If you wanted to make comparisons, you could say this movie is like Rocky 3 in reverse, riches to rags story. Except with the shot at redemption placed in the third act, where it belongs. The comparisons end there because Billy Hope is not Rocky Balboa. While Rocky’s wife helped him become a better man, Billy’s wife had a harder time getting through to him about what is important. The rewards of success further cloud this issue. With his family separated and his career in shambles, this film could not emphasize the need to reevaluate his priorities enough.
The chemistry between Jake Gyllenhaal and Forest Whitaker is remarkable. Fuqua has a way of making his characters feel like old friends, even when they argue. The conversations between these two come off so naturally that you become further engaged in the outcome. These are not the only standout performances in the movie because Oona Laurence’s scenes and interactions with Gyllenhaal are impressive for such a new actor. The emotional transition that Laurence makes during this movie is terrific. She exudes empathy and compassion on screen and I imagine has a lot more talent to show us in the future.
I could not possibly review a boxing movie without bringing up the music. Besides a few well-placed rap songs, the most impactful sounds are courtesy of the late James Horner. Horner’s musical score adds depth to an already emotional film and makes several moments shine brighter by its presence. Bill Conti’s work on the original Rocky was a work of art and I feel the same way about this piece. When we see Billy in the ring for the last time, the actions that led to this moment build up our excitement, but the music takes it to another level.

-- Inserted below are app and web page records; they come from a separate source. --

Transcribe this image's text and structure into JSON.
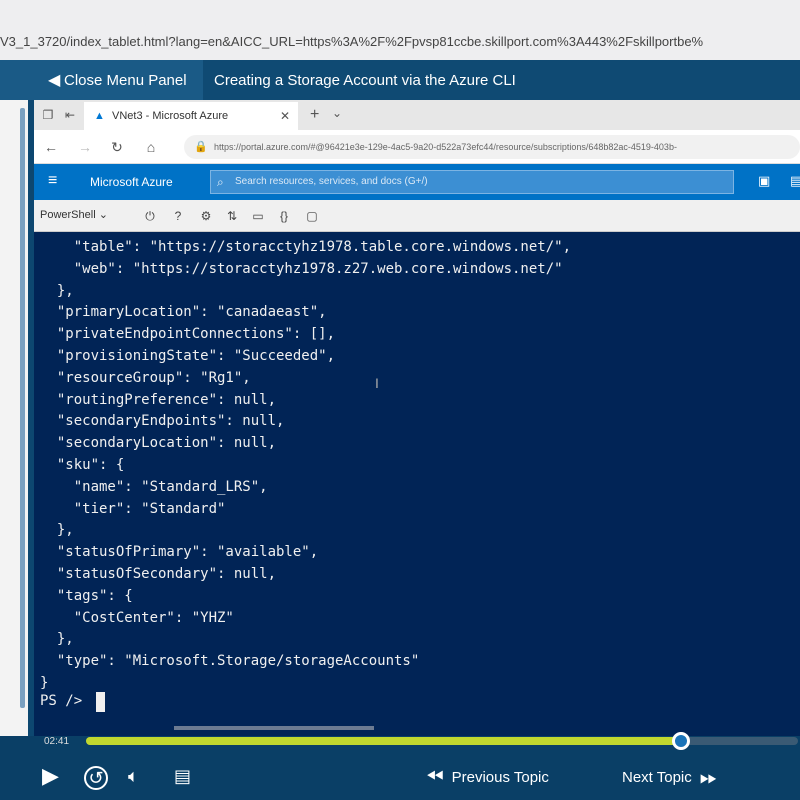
{
  "address_strip": {
    "url": "V3_1_3720/index_tablet.html?lang=en&AICC_URL=https%3A%2F%2Fpvsp81ccbe.skillport.com%3A443%2Fskillportbe%"
  },
  "header": {
    "close_menu_label": "Close Menu Panel",
    "topic_title": "Creating a Storage Account via the Azure CLI"
  },
  "browser": {
    "tab_title": "VNet3 - Microsoft Azure",
    "address": "https://portal.azure.com/#@96421e3e-129e-4ac5-9a20-d522a73efc44/resource/subscriptions/648b82ac-4519-403b-",
    "azure_brand": "Microsoft Azure",
    "search_placeholder": "Search resources, services, and docs (G+/)"
  },
  "shell": {
    "selector": "PowerShell",
    "lines": [
      "    \"table\": \"https://storacctyhz1978.table.core.windows.net/\",",
      "    \"web\": \"https://storacctyhz1978.z27.web.core.windows.net/\"",
      "  },",
      "  \"primaryLocation\": \"canadaeast\",",
      "  \"privateEndpointConnections\": [],",
      "  \"provisioningState\": \"Succeeded\",",
      "  \"resourceGroup\": \"Rg1\",",
      "  \"routingPreference\": null,",
      "  \"secondaryEndpoints\": null,",
      "  \"secondaryLocation\": null,",
      "  \"sku\": {",
      "    \"name\": \"Standard_LRS\",",
      "    \"tier\": \"Standard\"",
      "  },",
      "  \"statusOfPrimary\": \"available\",",
      "  \"statusOfSecondary\": null,",
      "  \"tags\": {",
      "    \"CostCenter\": \"YHZ\"",
      "  },",
      "  \"type\": \"Microsoft.Storage/storageAccounts\"",
      "}"
    ],
    "prompt": "PS />"
  },
  "player": {
    "elapsed": "02:41",
    "progress_fraction": 0.835,
    "previous_label": "Previous Topic",
    "next_label": "Next Topic"
  },
  "colors": {
    "terminal_bg": "#012456",
    "azure_blue": "#0072c6",
    "progress_fill": "#c1d82f"
  },
  "icons": [
    "back-arrow-icon",
    "forward-arrow-icon",
    "refresh-icon",
    "home-icon",
    "lock-icon",
    "hamburger-icon",
    "search-icon",
    "play-icon",
    "replay-10-icon",
    "volume-icon",
    "transcript-icon",
    "rewind-icon",
    "fast-forward-icon"
  ]
}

Southpaw could be Antoine Fuqua’s best work to date. I always feel that his work skirts the border between a superficial melodrama and a heartfelt story of flawed people. In the end, it works and works well. The music and cinematography compliment this film. Forest Whitaker is great and plays a more subtle version of Mickey, no offense to Burgess Meredith. Gyllenhaal gives an outstanding performance as well. His range and ability continue to impress. The new on-screen gem Oona Laurence is also a pleasure. Even if you are not a fan of boxing, this movie will still entertain you. It tackles heavy issues and somehow is fun and humorous at times. I recommend you see this film in theaters for not only the reasons stated above, but also to hear one of Horner’s final works in surround sound. It’s worth it.
Synopsis: Boxer Billy Hope turns to trainer Tick Willis to help him get his life back on track after losing his wife in a tragic accident and his daughter to child protection services.
Director: Antoine Fuqua
Writer: Kurt Sutter
Stars: Jake Gyllenhaal, Rachel McAdams, Forest Whitaker, 50 Cent, Oona Laurence
Runtime: 123 Minutes